MARGARET WARNER: Ms. Hanni, briefly -- and we don't have a lot of time left -- there's been this flurry. We have a lot of activity on the Internet, but do you think that this out -- outcry will continue and build, or do you think it will be something that, after Thanksgiving, the public will just kind of tacitly accede to?
KATE HANNI: As people go through the scanners and the pat-downs in particular, I believe this outcry is going to get far worse. I think that because it was rolled out about a month ago, prior to the heavy travel season, during a month where travel was relatively low, that after people go through the pat-down, which I have been through the pat-down -- and I have to tell you, I had to literally check out mentally in order to get through it. And I think most people feel the same way.
And many people don't have even that amount of tolerance. I think you're going to see some issues over this week. I think you're going to see some protesting, also possibly some arrests, because I have had a lot of people e-mail me and say that they just won't put up with having their genitals touched.
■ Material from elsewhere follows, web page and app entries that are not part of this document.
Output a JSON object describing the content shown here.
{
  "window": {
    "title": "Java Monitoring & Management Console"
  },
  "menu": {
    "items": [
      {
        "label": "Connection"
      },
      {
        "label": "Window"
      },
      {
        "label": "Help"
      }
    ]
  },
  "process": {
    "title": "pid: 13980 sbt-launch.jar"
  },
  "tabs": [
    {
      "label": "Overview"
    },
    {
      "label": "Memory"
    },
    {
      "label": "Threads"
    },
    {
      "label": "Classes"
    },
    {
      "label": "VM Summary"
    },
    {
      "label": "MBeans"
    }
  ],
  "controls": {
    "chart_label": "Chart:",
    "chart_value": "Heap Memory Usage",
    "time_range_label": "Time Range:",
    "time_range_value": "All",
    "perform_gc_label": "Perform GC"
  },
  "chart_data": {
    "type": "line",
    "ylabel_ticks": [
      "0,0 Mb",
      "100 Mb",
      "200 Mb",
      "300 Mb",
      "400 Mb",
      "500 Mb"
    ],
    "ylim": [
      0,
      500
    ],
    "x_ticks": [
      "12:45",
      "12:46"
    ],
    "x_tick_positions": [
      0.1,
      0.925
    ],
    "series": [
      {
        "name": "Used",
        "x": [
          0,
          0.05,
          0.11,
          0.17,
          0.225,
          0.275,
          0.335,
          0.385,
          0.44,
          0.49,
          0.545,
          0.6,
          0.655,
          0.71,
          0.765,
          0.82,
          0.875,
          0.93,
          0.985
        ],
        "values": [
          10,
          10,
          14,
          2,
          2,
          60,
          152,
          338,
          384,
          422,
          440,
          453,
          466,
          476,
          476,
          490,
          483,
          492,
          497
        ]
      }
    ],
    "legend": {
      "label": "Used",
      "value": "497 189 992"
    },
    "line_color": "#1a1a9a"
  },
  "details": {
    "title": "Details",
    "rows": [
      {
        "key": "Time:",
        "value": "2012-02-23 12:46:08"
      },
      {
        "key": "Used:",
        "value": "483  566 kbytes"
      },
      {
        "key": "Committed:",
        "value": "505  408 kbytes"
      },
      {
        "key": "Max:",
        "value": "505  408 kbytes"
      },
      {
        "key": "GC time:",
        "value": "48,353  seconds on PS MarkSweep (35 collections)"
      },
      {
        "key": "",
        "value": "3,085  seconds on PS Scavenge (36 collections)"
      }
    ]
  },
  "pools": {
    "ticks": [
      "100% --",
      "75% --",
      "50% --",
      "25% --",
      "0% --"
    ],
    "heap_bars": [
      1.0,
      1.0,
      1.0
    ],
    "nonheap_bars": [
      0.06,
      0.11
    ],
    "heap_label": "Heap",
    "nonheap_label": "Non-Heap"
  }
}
And they may even have a knee-jerk reaction to slapping a hand away.
I think people have hit the tipping point where they're saying, it's un-American. It's violating my civil rights and my rights to privacy and that we have to find a different way.
MARGARET WARNER: All right, let me go quickly to you, Mr. Ervin.
If -- if she's right, and the outcry continues and builds, at some point, does the government have to be responsive in some other way?
CLARK KENT ERVIN: Well, I think the some other way is, as I said, developing this technology which is automated technology, so that a person doesn't have to determine whether you have got an explosive on you.
We have got to develop this technology urgently. But, in the meantime, as I say, the key point here is that most people don't have to endure the physical pat-down. And that's what really is at the root of most of this.
Body scanners are safe. They're effective. Most people would choose them. And I think, after we get through this holiday season, people will see that for themselves at the airports. Most people will choose the whole-body imagers. And I think they will see that they're safe and effective. And I think the number of people who choose the pat-downs will be very small indeed.
MARGARET WARNER: OK, to be continued. Kate Hanni and Clark Kent Ervin, thank you both.
KATE HANNI: Thank you.